At 6am, I arrive in Keflavik wearing leftover shorts from New York and a newfound, unfamiliar edge against jet lag and Benadryl (stemming only from anticipation and utter attraction). The airport here is quiet, letting light and wood do all of the talking. At customs, a woman wearing an inscrutable smile presses the first stamp to my passport. I study it carefully, immediately giving myself up, I’m sure.
On the road to Reykjavik, I pass endless rocky plains and hills capped in spongey, green saxicoline. I can’t wait to feel them with my fingers. Though otherworldly, everything here feels oddly familiar, and I start to sincerely believe that my ancestors must have made this place home at some point and properly passed down this quality to me by way of DNA. Or maybe I’ve just been on Instagram for too long.
It is a straight shot to Reykjavik, and I instantly adore the city. I park off the side of a one lane brick road and let the sweet smell and mellifluous sounds of a corner café suitably named Café Paris pull me inside of it. At a table lined with tiny, emptied coffee cups and pulled apart pastries, my pesky human need for sleep sets in all at once like a Boeing 747. I head to my Airbnb accordingly.
I fight a quick nap and lose. When I wake up, it’s late afternoon and I am ready.
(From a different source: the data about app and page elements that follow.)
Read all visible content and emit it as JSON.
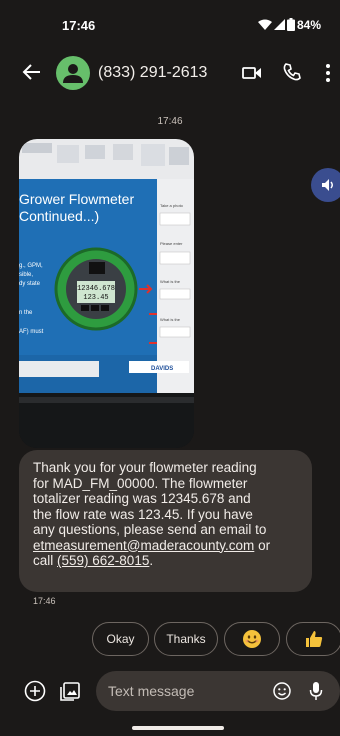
{
  "status_bar": {
    "time": "17:46",
    "battery": "84%"
  },
  "header": {
    "contact": "(833) 291-2613"
  },
  "conversation": {
    "timestamp_top": "17:46",
    "message": {
      "line1": "Thank you for your flowmeter reading",
      "line2": "for MAD_FM_00000. The flowmeter",
      "line3": "totalizer reading was 12345.678 and",
      "line4": "the flow rate was 123.45. If you have",
      "line5": "any questions, please send an email to",
      "email": "etmeasurement@maderacounty.com",
      "or": " or",
      "call": "call ",
      "phone": "(559) 662-8015",
      "period": "."
    },
    "timestamp_msg": "17:46"
  },
  "image": {
    "title_line1": "Grower Flowmeter",
    "title_line2": "Continued...)",
    "side_text": [
      "g., GPM,",
      "sible,",
      "dy state",
      "",
      "n the",
      "AF) must"
    ],
    "display_total": "12346.678",
    "display_rate": "123.45",
    "footer_brand": "DAVIDS",
    "right_panel": [
      "Take a photo",
      "Please enter",
      "What is the",
      "What is the"
    ]
  },
  "smart_replies": {
    "okay": "Okay",
    "thanks": "Thanks",
    "smile": "😊",
    "thumb": "👍"
  },
  "composer": {
    "placeholder": "Text message"
  },
  "colors": {
    "background": "#1b1918",
    "bubble": "#3b3633",
    "avatar": "#67bf6b",
    "volume": "#3a4d8f"
  }
}
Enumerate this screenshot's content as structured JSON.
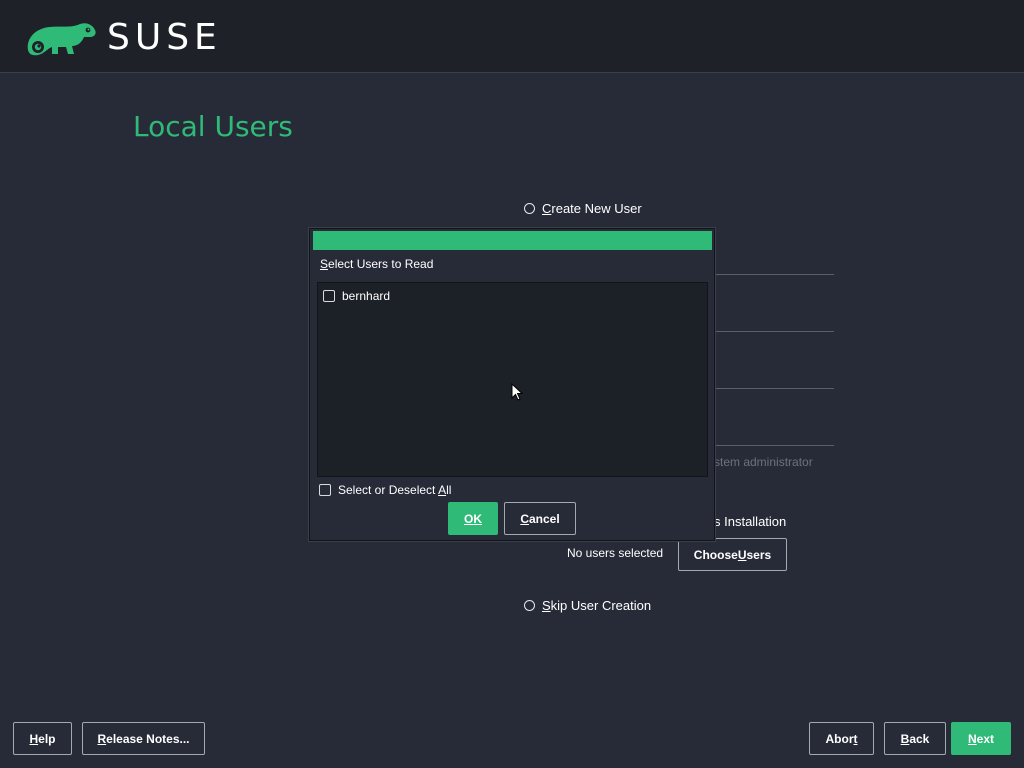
{
  "header": {
    "brand": "SUSE",
    "logo_icon": "chameleon-icon"
  },
  "page": {
    "title": "Local Users"
  },
  "options": {
    "create_new_user": {
      "label": "Create New User",
      "mnemonic": "C",
      "rest": "reate New User"
    },
    "skip_user_creation": {
      "label": "Skip User Creation",
      "mnemonic": "S",
      "rest": "kip User Creation"
    }
  },
  "background": {
    "admin_hint_fragment": "ystem administrator",
    "import_fragment": "s Installation",
    "no_users_text": "No users selected",
    "choose_users": {
      "label": "Choose Users",
      "before": "Choose ",
      "mnemonic": "U",
      "after": "sers"
    }
  },
  "dialog": {
    "label": {
      "text": "Select Users to Read",
      "mnemonic": "S",
      "rest": "elect Users to Read"
    },
    "users": [
      {
        "name": "bernhard",
        "checked": false
      }
    ],
    "select_all": {
      "text": "Select or Deselect All",
      "before": "Select or Deselect ",
      "mnemonic": "A",
      "after": "ll",
      "checked": false
    },
    "ok_button": {
      "label": "OK"
    },
    "cancel_button": {
      "label": "Cancel",
      "mnemonic": "C",
      "rest": "ancel"
    }
  },
  "footer": {
    "help": {
      "label": "Help",
      "mnemonic": "H",
      "rest": "elp"
    },
    "release_notes": {
      "label": "Release Notes...",
      "mnemonic": "R",
      "rest": "elease Notes..."
    },
    "abort": {
      "label": "Abort",
      "before": "Abor",
      "mnemonic": "t"
    },
    "back": {
      "label": "Back",
      "mnemonic": "B",
      "rest": "ack"
    },
    "next": {
      "label": "Next",
      "mnemonic": "N",
      "rest": "ext"
    }
  },
  "colors": {
    "accent": "#30ba78",
    "background": "#272b38",
    "header": "#1e2228"
  }
}
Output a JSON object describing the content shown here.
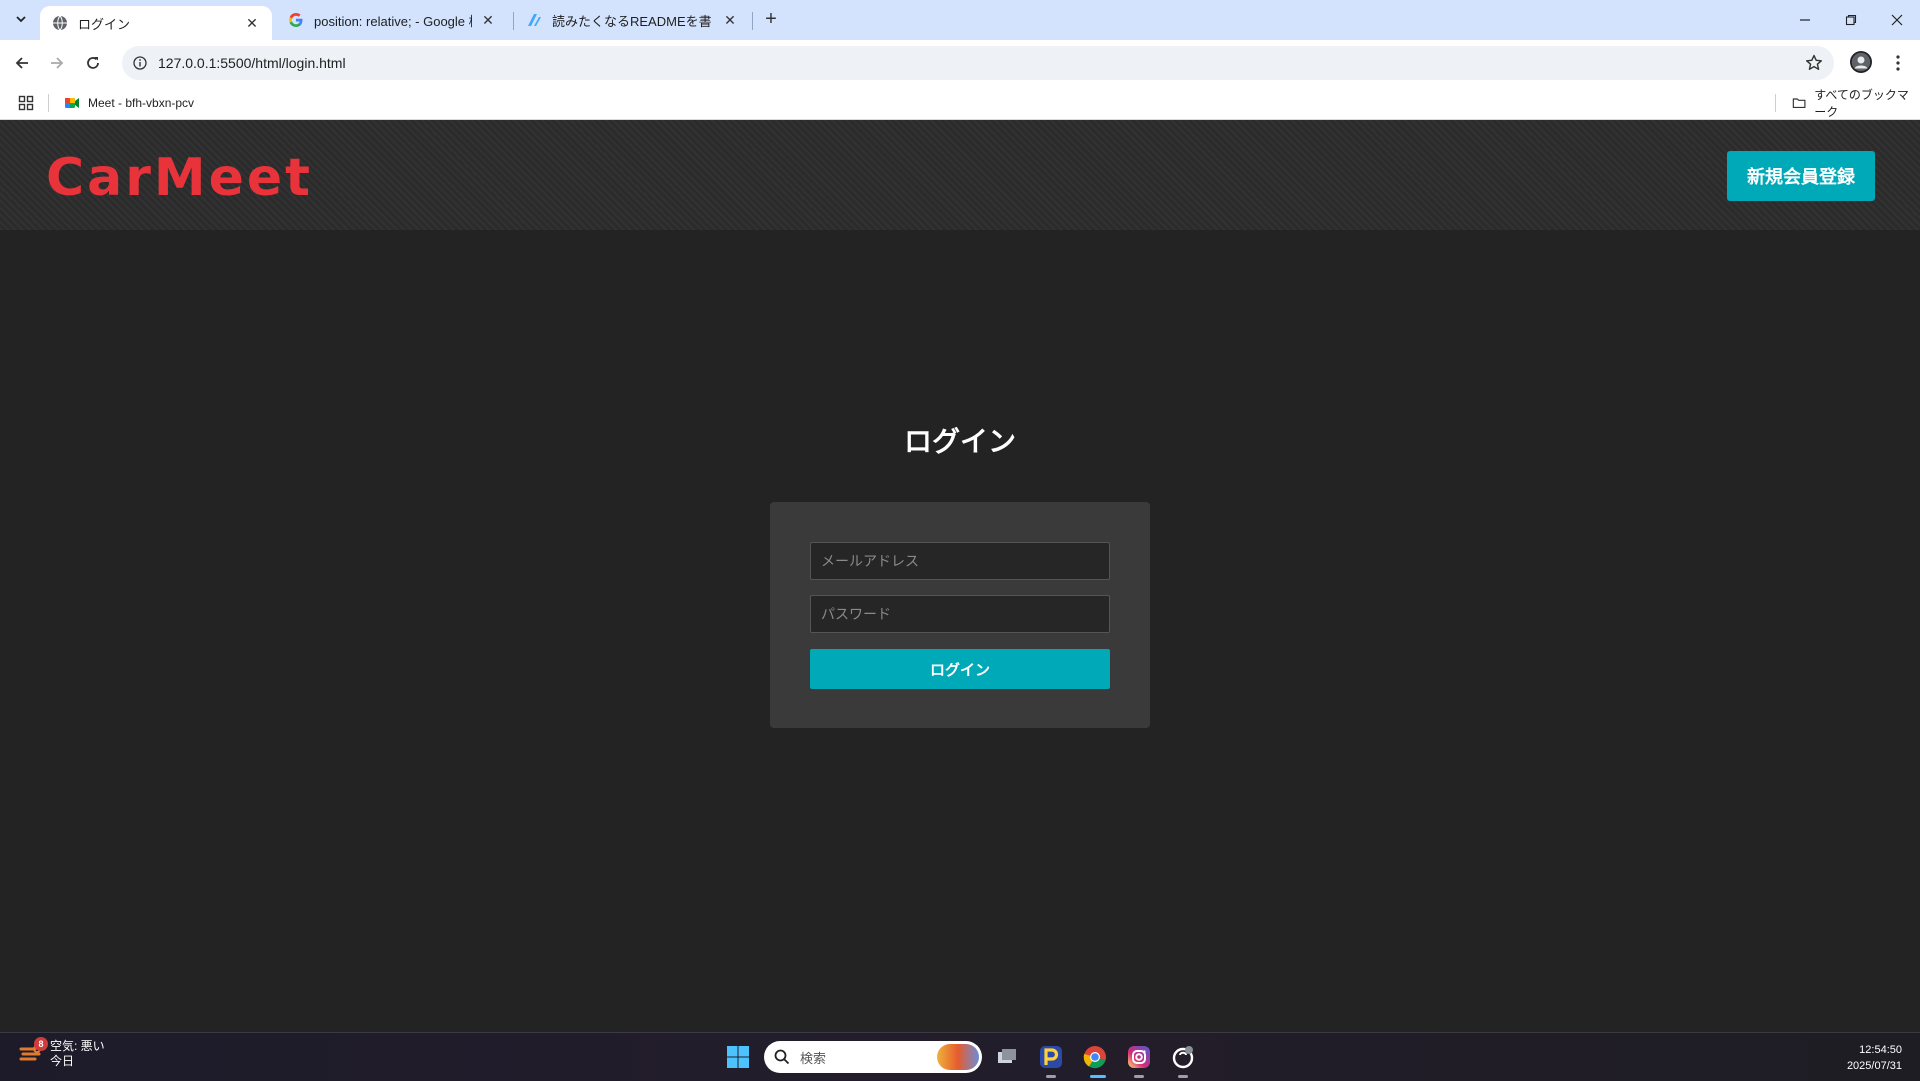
{
  "browser": {
    "tabs": [
      {
        "title": "ログイン",
        "active": true,
        "favicon": "globe-icon"
      },
      {
        "title": "position: relative; - Google 検索",
        "active": false,
        "favicon": "google-icon"
      },
      {
        "title": "読みたくなるREADMEを書くための",
        "active": false,
        "favicon": "zenn-icon"
      }
    ],
    "url": "127.0.0.1:5500/html/login.html",
    "bookmarks": [
      {
        "label": "Meet - bfh-vbxn-pcv",
        "icon": "google-meet-icon"
      }
    ],
    "all_bookmarks_label": "すべてのブックマーク"
  },
  "page": {
    "logo": "CarMeet",
    "register_button": "新規会員登録",
    "login_title": "ログイン",
    "email_placeholder": "メールアドレス",
    "password_placeholder": "パスワード",
    "login_button": "ログイン"
  },
  "colors": {
    "accent": "#00a9b8",
    "logo": "#e8333a",
    "background": "#232323",
    "card": "#3a3a3a"
  },
  "taskbar": {
    "weather_badge": "8",
    "weather_line1": "空気: 悪い",
    "weather_line2": "今日",
    "search_label": "検索",
    "time": "12:54:50",
    "date": "2025/07/31"
  }
}
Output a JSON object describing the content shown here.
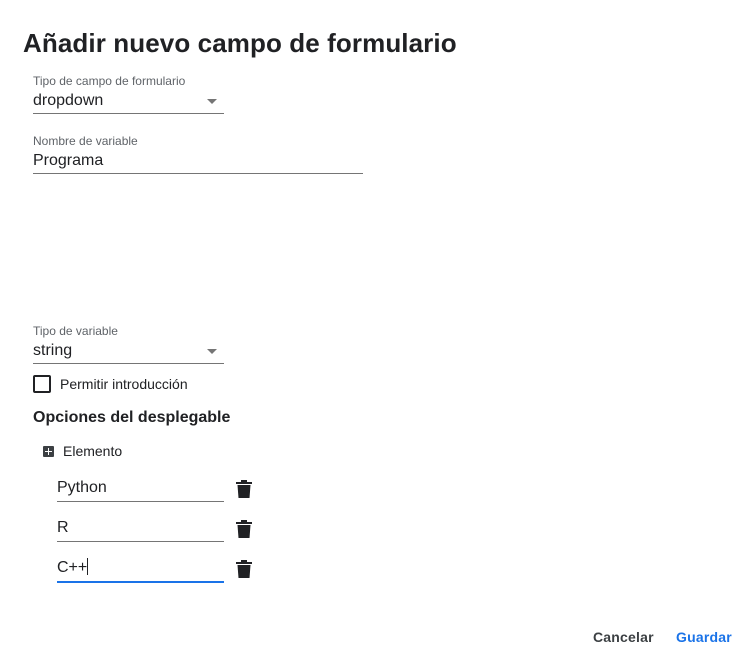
{
  "dialog": {
    "title": "Añadir nuevo campo de formulario"
  },
  "form_field_type": {
    "label": "Tipo de campo de formulario",
    "value": "dropdown"
  },
  "variable_name": {
    "label": "Nombre de variable",
    "value": "Programa"
  },
  "variable_type": {
    "label": "Tipo de variable",
    "value": "string"
  },
  "allow_input": {
    "label": "Permitir introducción",
    "checked": false
  },
  "dropdown_options": {
    "heading": "Opciones del desplegable",
    "add_label": "Elemento",
    "items": [
      {
        "value": "Python"
      },
      {
        "value": "R"
      },
      {
        "value": "C++"
      }
    ]
  },
  "footer": {
    "cancel_label": "Cancelar",
    "save_label": "Guardar"
  },
  "colors": {
    "accent": "#1a73e8",
    "text": "#202124",
    "underline": "#757575"
  }
}
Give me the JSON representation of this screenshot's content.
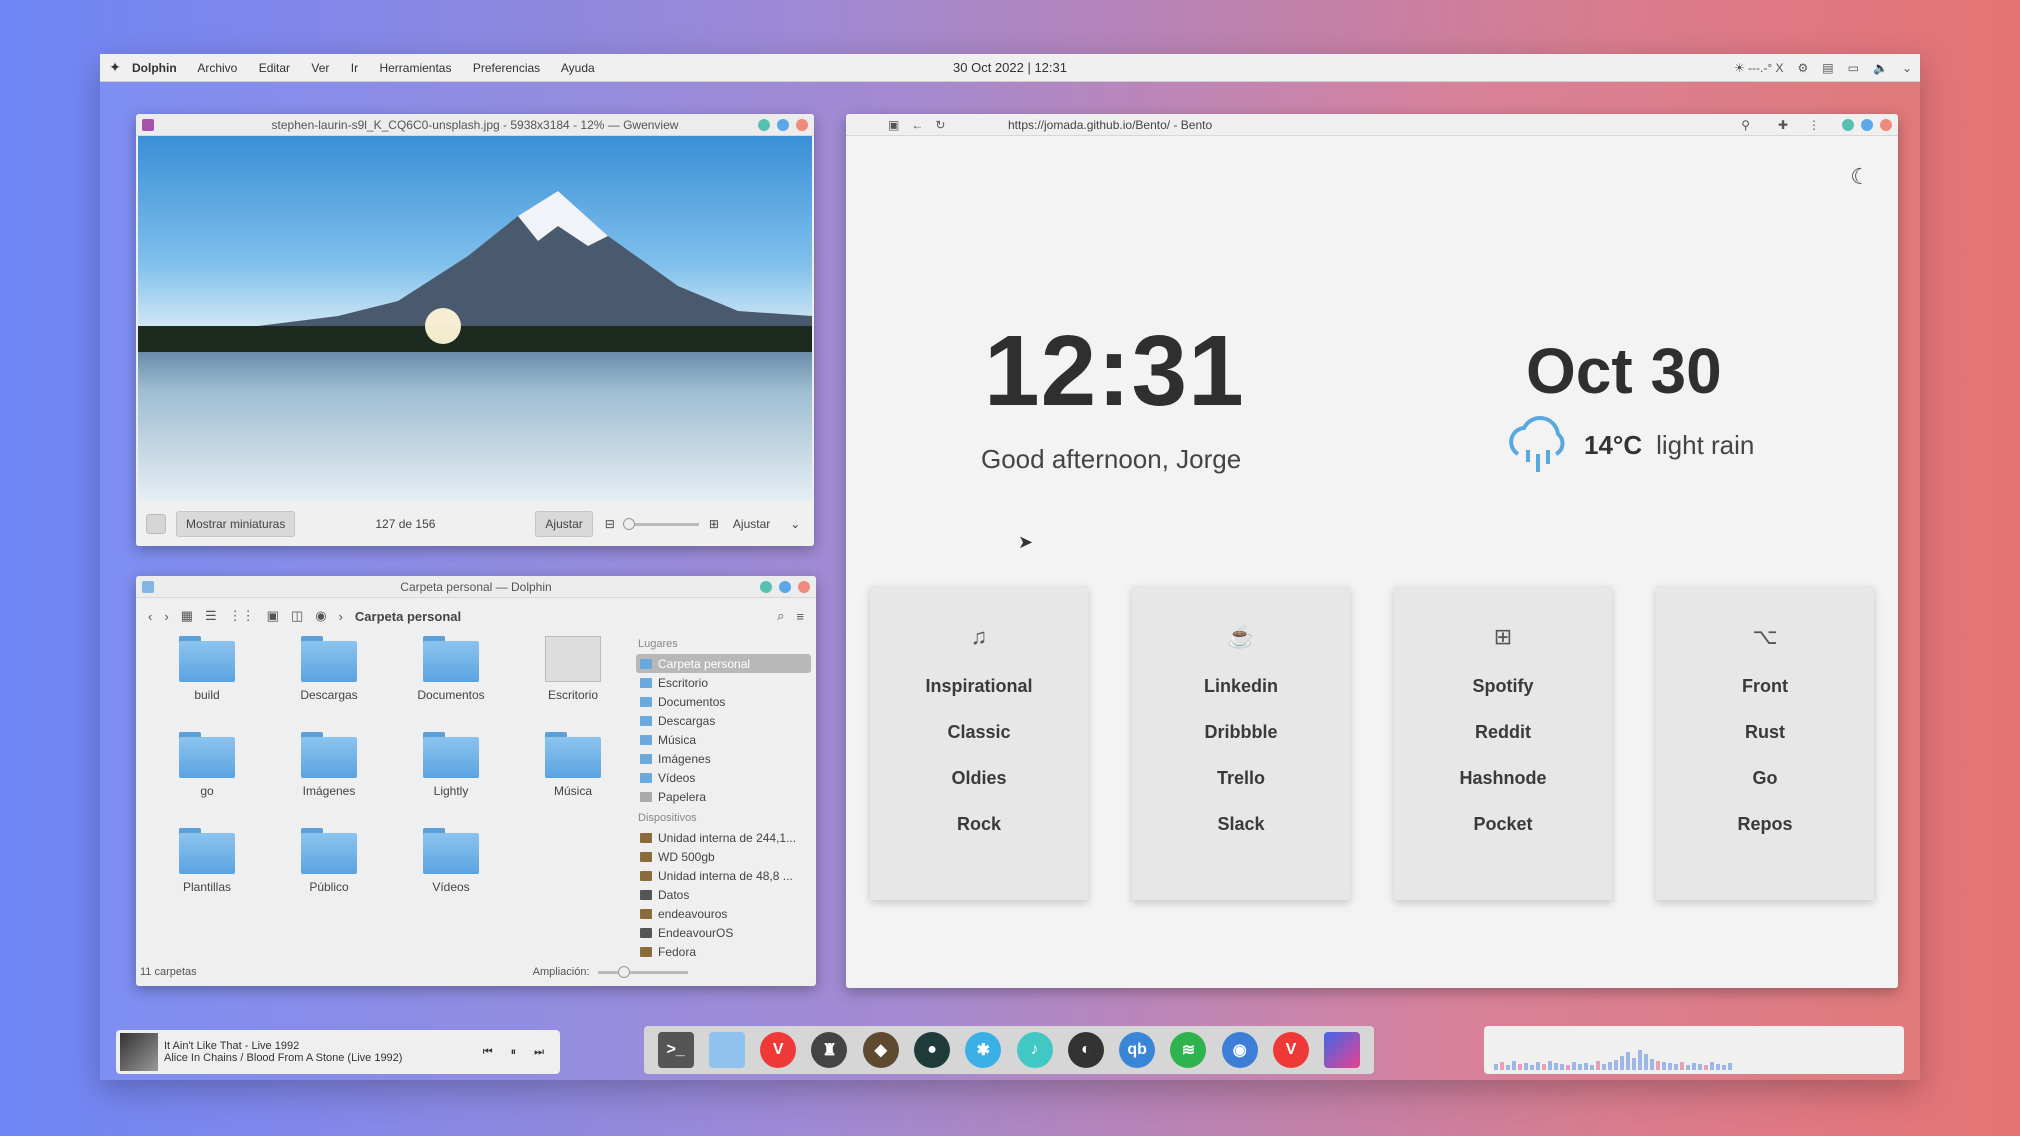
{
  "topbar": {
    "app": "Dolphin",
    "menus": [
      "Archivo",
      "Editar",
      "Ver",
      "Ir",
      "Herramientas",
      "Preferencias",
      "Ayuda"
    ],
    "clock": "30 Oct 2022 | 12:31",
    "tray_temp": "---.-° X"
  },
  "gwenview": {
    "title": "stephen-laurin-s9l_K_CQ6C0-unsplash.jpg - 5938x3184 - 12% — Gwenview",
    "show_thumbs": "Mostrar miniaturas",
    "counter": "127 de 156",
    "fit_button": "Ajustar",
    "zoom_select": "Ajustar"
  },
  "dolphin": {
    "title": "Carpeta personal — Dolphin",
    "breadcrumb": "Carpeta personal",
    "folders": [
      "build",
      "Descargas",
      "Documentos",
      "Escritorio",
      "go",
      "Imágenes",
      "Lightly",
      "Música",
      "Plantillas",
      "Público",
      "Vídeos"
    ],
    "places_header": "Lugares",
    "places": [
      "Carpeta personal",
      "Escritorio",
      "Documentos",
      "Descargas",
      "Música",
      "Imágenes",
      "Vídeos",
      "Papelera"
    ],
    "devices_header": "Dispositivos",
    "devices": [
      "Unidad interna de 244,1...",
      "WD 500gb",
      "Unidad interna de 48,8 ...",
      "Datos",
      "endeavouros",
      "EndeavourOS",
      "Fedora"
    ],
    "status": "11 carpetas",
    "zoom_label": "Ampliación:"
  },
  "browser": {
    "url": "https://jomada.github.io/Bento/ - Bento",
    "time": "12:31",
    "greeting": "Good afternoon, Jorge",
    "date": "Oct 30",
    "temp": "14°C",
    "condition": "light rain",
    "cards": [
      {
        "icon": "music-icon",
        "links": [
          "Inspirational",
          "Classic",
          "Oldies",
          "Rock"
        ]
      },
      {
        "icon": "coffee-icon",
        "links": [
          "Linkedin",
          "Dribbble",
          "Trello",
          "Slack"
        ]
      },
      {
        "icon": "apps-icon",
        "links": [
          "Spotify",
          "Reddit",
          "Hashnode",
          "Pocket"
        ]
      },
      {
        "icon": "github-icon",
        "links": [
          "Front",
          "Rust",
          "Go",
          "Repos"
        ]
      }
    ]
  },
  "player": {
    "track": "It Ain't Like That - Live 1992",
    "artist": "Alice In Chains / Blood From A Stone (Live 1992)"
  },
  "dock": [
    "terminal",
    "files",
    "vivaldi",
    "ghost",
    "cat",
    "circle",
    "kite",
    "music",
    "steam",
    "qbittorrent",
    "spotify",
    "toggle",
    "vivaldi-2",
    "gradient"
  ]
}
With a map and a generally bad sense of direction, I head south.
Before I arrived in Iceland, I was warned about one thing that I’ll call “waterfall complacency.” Iceland is bursting at the Nordic seams with waterfalls–each one more powerful than the last–that it’s allegedly entirely possible to grow used to seeing them. Eventually, I might even forget to stop and stare. It’s not long before I catch sight of Seljalandsfoss, my first Icelandic waterfall. I arrive and carefully trace its edges, making sure that I properly remember every inch. I find it hard to leave, but don’t make it far before I hit Skógafoss when I do. Seemingly still untouched by waterfall complacency, I am captivated. Even more than I was at the last. Moody light pulls me across a rocky path and leads me to its hem. In its dark corner, water splashes over and all around me. Soaked, I press towards Vík.
Given a specific set of instructions, I turn onto an unmarked dirt road and follow it to Black Sand Beach. Here I’m not surprised to find, like so many before me, remains of a wrecked DC-3. I investigate it, shoot it, step on it, and leave it, heading toward the coast. This is the first time I feel far away from home. It’s the first time nothing around me feels familiar or even earthly. I’m on another planet, watching the sky wave pink and blue around me.
The drive home is surreal. It’s past 11pm and the sun has just set, but not really. Light holds onto the sky like it’s not ready to let this day go, and I feel comradery in my sentimentality. I wind around hills and cliffs and falls, and eventually get lost in the city. I find what is probably the Icelandic equivalent of a 7-11 and make my first international purchase (water and paper towels). I’m relieved to find my way home, though I’d be content to continue surveying this sleepy 3am city just the same.
In the morning, I wake up in the capital and really like the idea of that. Nothing feels foreign to me (the lack of language barrier and my time spent soaking in the Pacific Northwest help, I’m sure), but everything feels undiscovered. It’s a quick walk downtown, and I stop at Reykjavik Roasters. There’s something very familiar about this tiny coffeehouse, but it’s probably just the Bon Iver. An old, stacked church called Hallgrimskirkja sits a few blocks away, and it’s easy for me to find. I take the elevator up to a room wrapped in windows and stools. The 360° views go on for miles, and I’m left to consider every brightly painted home and the infiltration of glorious Swiss and Scandinavian design.
My itinerary is full today, and the first stop is Blue Lagoon. Here, I find steam gently rolling across a milky, blue pool. I bask and bathe and breathe in air that tastes like Bentonite clay. I’m warm from the inside out. When I leave, I feel new.
I take the long way toward the Golden Circle with Gullfoss and Geysir in mind. I glide past red dirt roads, lonely houses, and seemingly endless patches of evergreens. I pull up cliffside at Gullfoss and catch a fraction of the view. I’ve got shivers, but it could just be the cold. When I approach the massive, sharp edge, I’m the smallest version of myself. I quickly find that there are relentless, overbearing things and people and ideas that don’t exist here in this country and moment. Only I and Gullfoss remain, but I am a speck compared to it. I feel new again, but in a different way.
I stop at Geysir on my way out. Ominous steam hovers over four small pools. I’ve never seen a geyser up close, and only half know what to expect. Twice on my walk to the pools, the surprise is spoiled. Water bursts through the earth intermittently to the collective sound of shutter clicks and crowd fascination. Nature’s Jack-in-the-box. It marks the end of a very good day.
Catch up on the rest of Rachel’s trip: